Parameterized JUnit tests and Spring contexts

SpringI like Spring. I really like using it and I use it quite often. One of its neat features is creating Spring managed contexts for JUnit test cases. Define your contexts either via XML or JavaConfig (I prefer the latter one).

Thanks to the SpringJUnit4Runner your JUnit tests easily benefit from DI features.

A common springified JUnit may look like this

@RunWith(SpringJUnit4Runner.class)
@ContextConfiguration(classes=TestClass.Context.class)
public class TestClass {

    @Configuration
    static class Context {
     // ...
     // your bean definitions
     //
    }
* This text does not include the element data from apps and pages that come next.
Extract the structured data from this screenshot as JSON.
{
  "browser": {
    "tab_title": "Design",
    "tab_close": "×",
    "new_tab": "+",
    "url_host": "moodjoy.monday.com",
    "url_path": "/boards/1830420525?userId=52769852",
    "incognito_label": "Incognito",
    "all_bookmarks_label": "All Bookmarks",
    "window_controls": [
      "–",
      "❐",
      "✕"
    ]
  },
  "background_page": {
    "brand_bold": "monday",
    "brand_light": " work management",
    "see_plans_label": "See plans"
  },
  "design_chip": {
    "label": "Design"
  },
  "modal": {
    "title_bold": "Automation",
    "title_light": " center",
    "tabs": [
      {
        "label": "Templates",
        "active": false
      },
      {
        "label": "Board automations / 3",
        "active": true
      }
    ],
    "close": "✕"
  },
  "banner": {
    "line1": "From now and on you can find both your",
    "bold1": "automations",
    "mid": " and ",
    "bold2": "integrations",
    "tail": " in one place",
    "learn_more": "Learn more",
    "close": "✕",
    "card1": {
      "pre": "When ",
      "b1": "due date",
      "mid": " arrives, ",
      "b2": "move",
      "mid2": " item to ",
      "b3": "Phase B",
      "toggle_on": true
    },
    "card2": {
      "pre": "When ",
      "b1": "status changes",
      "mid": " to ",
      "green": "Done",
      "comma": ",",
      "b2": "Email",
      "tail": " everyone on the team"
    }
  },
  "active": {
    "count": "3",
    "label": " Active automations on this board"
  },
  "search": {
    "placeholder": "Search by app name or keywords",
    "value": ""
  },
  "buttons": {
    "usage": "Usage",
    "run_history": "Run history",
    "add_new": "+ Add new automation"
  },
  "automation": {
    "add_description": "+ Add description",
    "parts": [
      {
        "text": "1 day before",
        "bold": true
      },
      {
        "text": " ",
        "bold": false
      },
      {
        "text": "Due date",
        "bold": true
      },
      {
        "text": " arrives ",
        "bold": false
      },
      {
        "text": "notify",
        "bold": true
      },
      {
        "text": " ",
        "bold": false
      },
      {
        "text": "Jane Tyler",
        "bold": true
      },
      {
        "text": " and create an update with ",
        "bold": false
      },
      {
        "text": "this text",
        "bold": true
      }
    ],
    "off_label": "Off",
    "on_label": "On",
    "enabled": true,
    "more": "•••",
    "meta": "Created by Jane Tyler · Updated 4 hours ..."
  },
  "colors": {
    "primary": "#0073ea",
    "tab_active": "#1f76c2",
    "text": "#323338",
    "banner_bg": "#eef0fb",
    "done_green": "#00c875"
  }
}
    // injected beans
    @Inject
    private SomeSpringManagedComponent myBean;
    ...
    ...
    @Test
    public void someTestMethod() {
      ...
    }
}

junit-logo@Parameterized – Scale your test case

On the other hand I like JUnit’s @Parameterized runner too and in many occasions it becomes very handy.
However, JUnit does not allow you to use multiple runners.

@Parameterized + TestContextManager will get the job done

But you are not lost here at all. We just dig a bit deeper into Spring’s test context framework and simply grab the TestContextManager for this purpose. Adding it to our JUnit’s enables our tests to run with multiple test data and still benefit from Spring’s magic.

Such a JUnit test may look like this

@RunWith(Parameterized.class)
@ContextConfiguration(classes = TestClass.Context.class)
public class TestClass { 

    @Parameterized.Parameters(name="{index} : {0}")
    public static Iterable<Object[]> parameters() {
        return Arrays.asList(new Object[][]{
                {"testCase1", new TestData("blah")}
                ,{"testCase2", new TestData("blah blah")}
        });
    };

    @Configuration
    static class Context {
     // ...
     // your bean definitions
     //
    }

    // injected beans
    @Inject
    private SomeSpringManagedComponent myBean;
    ...
    ...

    private TestData testData;

    public TestClass(final String testCase, final TestData td) {
        this.testData = td;
    }

    @Before
    public void setUp() throws Exception {
        mgr = new TestContextManager(this.getClass());
        mgr.prepareTestInstance(this);

    }

    @Test
    public void someTestMethod() {
      ...
    }
}

The test case is configured to run with the Parameterized runner enabling us to provide appropriate test data via an annotated static method (see @Parameterized.Parameters annotation). The previous Spring specific annotations and context definition remain.
Within the @Before annotated set up method we programmatically create a Spring context via the TestContextManager.
Basically we are done here and our spring managed beans do get injected into our test case.

Test isolation

A common good practice is to isolate your test cases properly. However, the above test case configuration would create a single Spring context shared across all parameterized test runs. Sharing a Spring test context may be subject to weird side effects and mixed states.
A slightly modified version just like the following one would achieve a far satisfying solution in terms of test case isolation.

@RunWith(Parameterized.class)
@ContextConfiguration(classes = TestClass.Context.class)
@DirtiesContext(classMode = DirtiesContext.ClassMode.AFTER_EACH_TEST_METHOD)
public class TestClass {

    //...same as 1st version

    @After
    public void tearDown() throws Exception {
        mgr.afterTestClass();
    }

   //...same as 1st version
}

Additionally, we provide an @After method and tell the TestContextManager to run some clean up. Internally, all declared TestExecutionListeners get notified. Having annotated with @DirtiesContext will let the DirtiesContextTestExecutionListener participate in the test lifecyle such that the Spring test context is destroyed after each test case execution.

Spring 4.2, @Rule support via SpringClassRule and SpringMethodRule

If you are lucky enough to upgrade to Spring 4.2 you may have this feature now out-of-the-box.
SpringClassRule is a custom JUnit TestRule that supports class-level features of the Spring TestContext Framework in standard JUnit tests by means of the TestContextManager and associated support classes and annotations. SpringMethodRule is a custom JUnit MethodRule that supports instance-level and method-level features of the Spring TestContext Framework in standard JUnit tests by means of the TestContextManager and associated support classes and annotations.
In contrast to the SpringJUnit4ClassRunner, Spring’s rule-based JUnit support has the advantage that it is independent of any Runner and can therefore be combined with existing alternative runners like JUnit’s Parameterized or other third-party runners.